ENTRIES SUPPLIED: Begin

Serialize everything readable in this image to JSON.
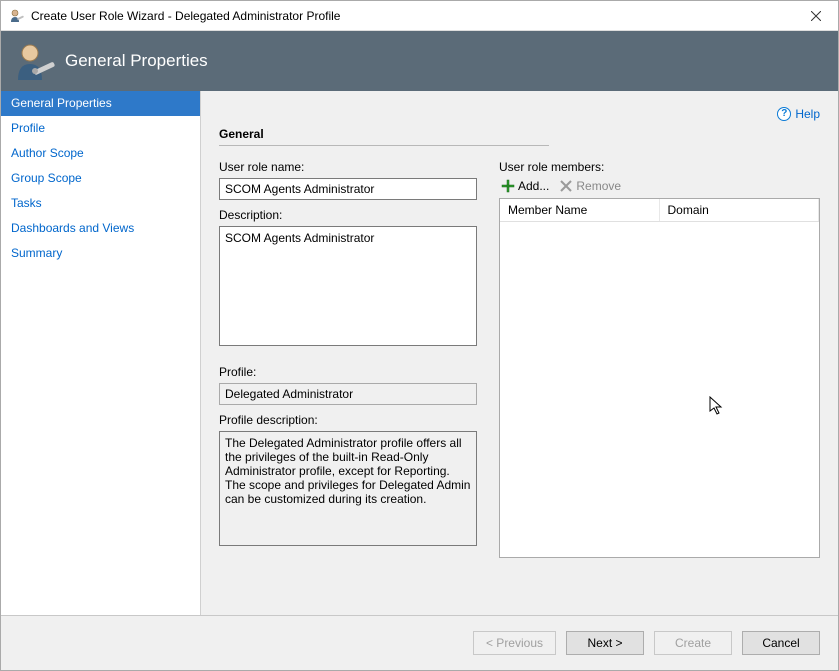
{
  "window": {
    "title": "Create User Role Wizard - Delegated Administrator Profile",
    "close_icon": "close"
  },
  "banner": {
    "title": "General Properties"
  },
  "sidebar": {
    "items": [
      {
        "label": "General Properties",
        "active": true
      },
      {
        "label": "Profile",
        "active": false
      },
      {
        "label": "Author Scope",
        "active": false
      },
      {
        "label": "Group Scope",
        "active": false
      },
      {
        "label": "Tasks",
        "active": false
      },
      {
        "label": "Dashboards and Views",
        "active": false
      },
      {
        "label": "Summary",
        "active": false
      }
    ]
  },
  "help": {
    "label": "Help"
  },
  "general": {
    "heading": "General",
    "role_name_label": "User role name:",
    "role_name_value": "SCOM Agents Administrator",
    "description_label": "Description:",
    "description_value": "SCOM Agents Administrator",
    "profile_label": "Profile:",
    "profile_value": "Delegated Administrator",
    "profile_desc_label": "Profile description:",
    "profile_desc_value": "The Delegated Administrator profile offers all the privileges of the built-in Read-Only Administrator profile, except for Reporting. The scope and privileges for Delegated Admin can be customized during its creation."
  },
  "members": {
    "label": "User role members:",
    "add_label": "Add...",
    "remove_label": "Remove",
    "columns": {
      "member": "Member Name",
      "domain": "Domain"
    },
    "rows": []
  },
  "footer": {
    "previous": "< Previous",
    "next": "Next >",
    "create": "Create",
    "cancel": "Cancel"
  }
}
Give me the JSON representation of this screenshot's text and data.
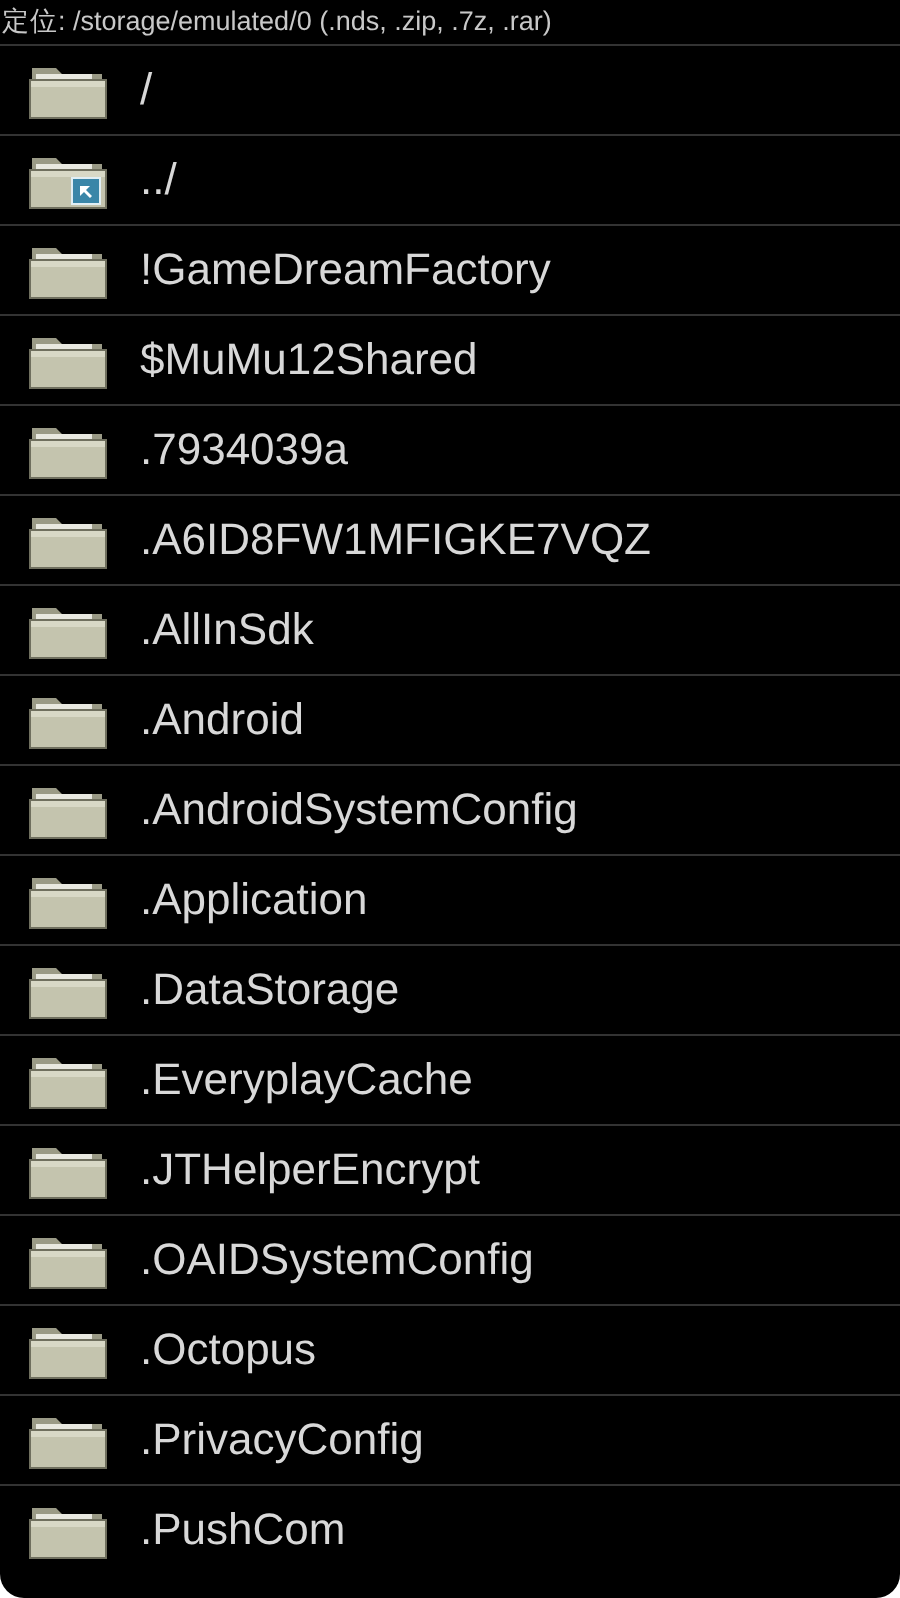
{
  "location": "定位: /storage/emulated/0 (.nds, .zip, .7z, .rar)",
  "items": [
    {
      "kind": "folder",
      "name": "/"
    },
    {
      "kind": "parent",
      "name": "../"
    },
    {
      "kind": "folder",
      "name": "!GameDreamFactory"
    },
    {
      "kind": "folder",
      "name": "$MuMu12Shared"
    },
    {
      "kind": "folder",
      "name": ".7934039a"
    },
    {
      "kind": "folder",
      "name": ".A6ID8FW1MFIGKE7VQZ"
    },
    {
      "kind": "folder",
      "name": ".AllInSdk"
    },
    {
      "kind": "folder",
      "name": ".Android"
    },
    {
      "kind": "folder",
      "name": ".AndroidSystemConfig"
    },
    {
      "kind": "folder",
      "name": ".Application"
    },
    {
      "kind": "folder",
      "name": ".DataStorage"
    },
    {
      "kind": "folder",
      "name": ".EveryplayCache"
    },
    {
      "kind": "folder",
      "name": ".JTHelperEncrypt"
    },
    {
      "kind": "folder",
      "name": ".OAIDSystemConfig"
    },
    {
      "kind": "folder",
      "name": ".Octopus"
    },
    {
      "kind": "folder",
      "name": ".PrivacyConfig"
    },
    {
      "kind": "folder",
      "name": ".PushCom"
    }
  ]
}
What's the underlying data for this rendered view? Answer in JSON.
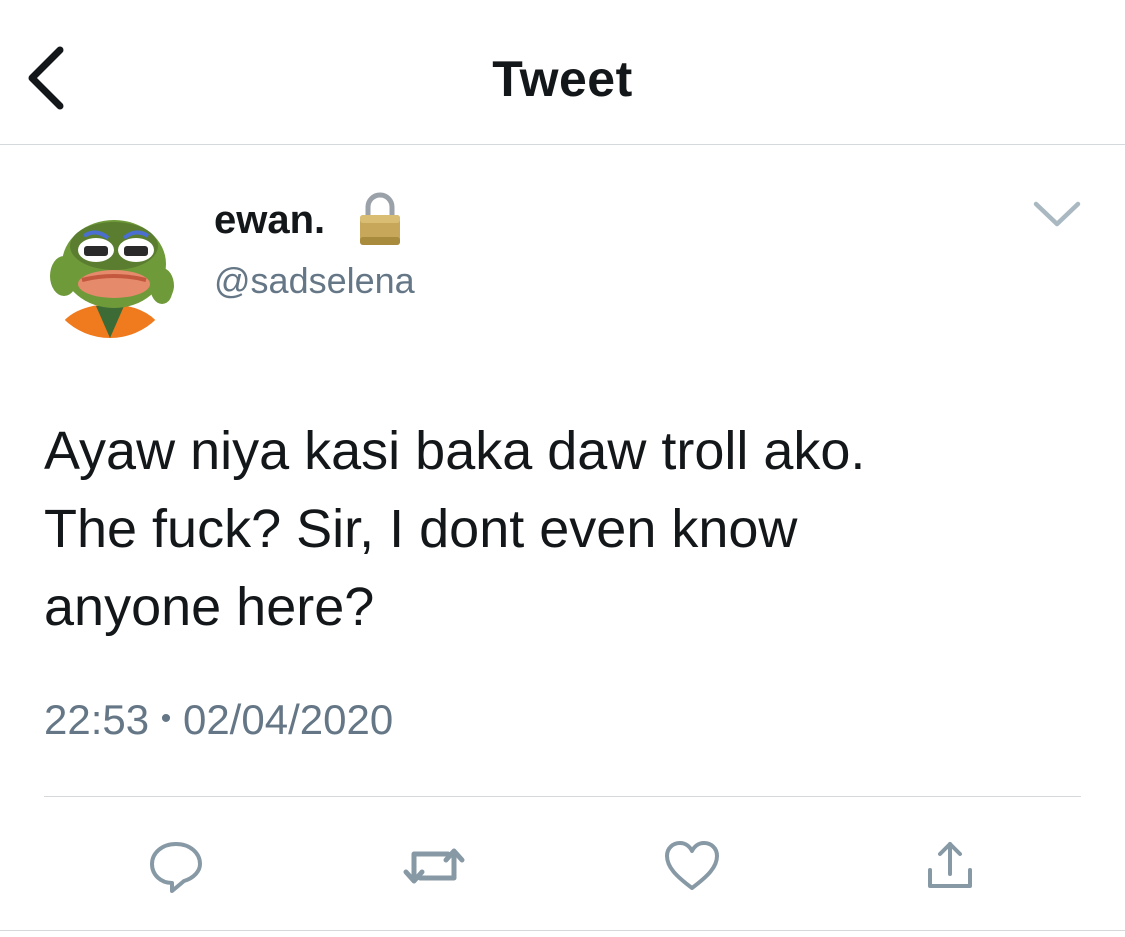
{
  "header": {
    "title": "Tweet",
    "back_icon": "chevron-left-icon"
  },
  "tweet": {
    "author": {
      "display_name": "ewan.",
      "handle": "@sadselena",
      "protected_icon": "lock-icon"
    },
    "menu_icon": "chevron-down-icon",
    "text_lines": [
      "Ayaw niya kasi baka daw troll ako.",
      "The fuck? Sir, I dont even know",
      "anyone here?"
    ],
    "time": "22:53",
    "separator": "•",
    "date": "02/04/2020"
  },
  "actions": [
    {
      "name": "reply",
      "icon": "reply-icon"
    },
    {
      "name": "retweet",
      "icon": "retweet-icon"
    },
    {
      "name": "like",
      "icon": "heart-icon"
    },
    {
      "name": "share",
      "icon": "share-icon"
    }
  ],
  "colors": {
    "text": "#14171a",
    "secondary": "#657786",
    "divider": "#d5d9dc",
    "action_icon": "#8899a6"
  }
}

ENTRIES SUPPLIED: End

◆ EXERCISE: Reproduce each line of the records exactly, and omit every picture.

◆ TASK ANSWER:
Serialize everything readable in this image to JSON.
{
  "window": {
    "title": "Create User Role Wizard - Delegated Administrator Profile",
    "close_icon": "close"
  },
  "banner": {
    "title": "General Properties"
  },
  "sidebar": {
    "items": [
      {
        "label": "General Properties",
        "active": true
      },
      {
        "label": "Profile",
        "active": false
      },
      {
        "label": "Author Scope",
        "active": false
      },
      {
        "label": "Group Scope",
        "active": false
      },
      {
        "label": "Tasks",
        "active": false
      },
      {
        "label": "Dashboards and Views",
        "active": false
      },
      {
        "label": "Summary",
        "active": false
      }
    ]
  },
  "help": {
    "label": "Help"
  },
  "general": {
    "heading": "General",
    "role_name_label": "User role name:",
    "role_name_value": "SCOM Agents Administrator",
    "description_label": "Description:",
    "description_value": "SCOM Agents Administrator",
    "profile_label": "Profile:",
    "profile_value": "Delegated Administrator",
    "profile_desc_label": "Profile description:",
    "profile_desc_value": "The Delegated Administrator profile offers all the privileges of the built-in Read-Only Administrator profile, except for Reporting. The scope and privileges for Delegated Admin can be customized during its creation."
  },
  "members": {
    "label": "User role members:",
    "add_label": "Add...",
    "remove_label": "Remove",
    "columns": {
      "member": "Member Name",
      "domain": "Domain"
    },
    "rows": []
  },
  "footer": {
    "previous": "< Previous",
    "next": "Next >",
    "create": "Create",
    "cancel": "Cancel"
  }
}
Give me the JSON representation of this screenshot's text and data.
{
  "location": "定位: /storage/emulated/0 (.nds, .zip, .7z, .rar)",
  "items": [
    {
      "kind": "folder",
      "name": "/"
    },
    {
      "kind": "parent",
      "name": "../"
    },
    {
      "kind": "folder",
      "name": "!GameDreamFactory"
    },
    {
      "kind": "folder",
      "name": "$MuMu12Shared"
    },
    {
      "kind": "folder",
      "name": ".7934039a"
    },
    {
      "kind": "folder",
      "name": ".A6ID8FW1MFIGKE7VQZ"
    },
    {
      "kind": "folder",
      "name": ".AllInSdk"
    },
    {
      "kind": "folder",
      "name": ".Android"
    },
    {
      "kind": "folder",
      "name": ".AndroidSystemConfig"
    },
    {
      "kind": "folder",
      "name": ".Application"
    },
    {
      "kind": "folder",
      "name": ".DataStorage"
    },
    {
      "kind": "folder",
      "name": ".EveryplayCache"
    },
    {
      "kind": "folder",
      "name": ".JTHelperEncrypt"
    },
    {
      "kind": "folder",
      "name": ".OAIDSystemConfig"
    },
    {
      "kind": "folder",
      "name": ".Octopus"
    },
    {
      "kind": "folder",
      "name": ".PrivacyConfig"
    },
    {
      "kind": "folder",
      "name": ".PushCom"
    }
  ]
}
What's the underlying data for this rendered view? Answer in JSON.
{
  "header": {
    "title": "Tweet",
    "back_icon": "chevron-left-icon"
  },
  "tweet": {
    "author": {
      "display_name": "ewan.",
      "handle": "@sadselena",
      "protected_icon": "lock-icon"
    },
    "menu_icon": "chevron-down-icon",
    "text_lines": [
      "Ayaw niya kasi baka daw troll ako.",
      "The fuck? Sir, I dont even know",
      "anyone here?"
    ],
    "time": "22:53",
    "separator": "•",
    "date": "02/04/2020"
  },
  "actions": [
    {
      "name": "reply",
      "icon": "reply-icon"
    },
    {
      "name": "retweet",
      "icon": "retweet-icon"
    },
    {
      "name": "like",
      "icon": "heart-icon"
    },
    {
      "name": "share",
      "icon": "share-icon"
    }
  ],
  "colors": {
    "text": "#14171a",
    "secondary": "#657786",
    "divider": "#d5d9dc",
    "action_icon": "#8899a6"
  }
}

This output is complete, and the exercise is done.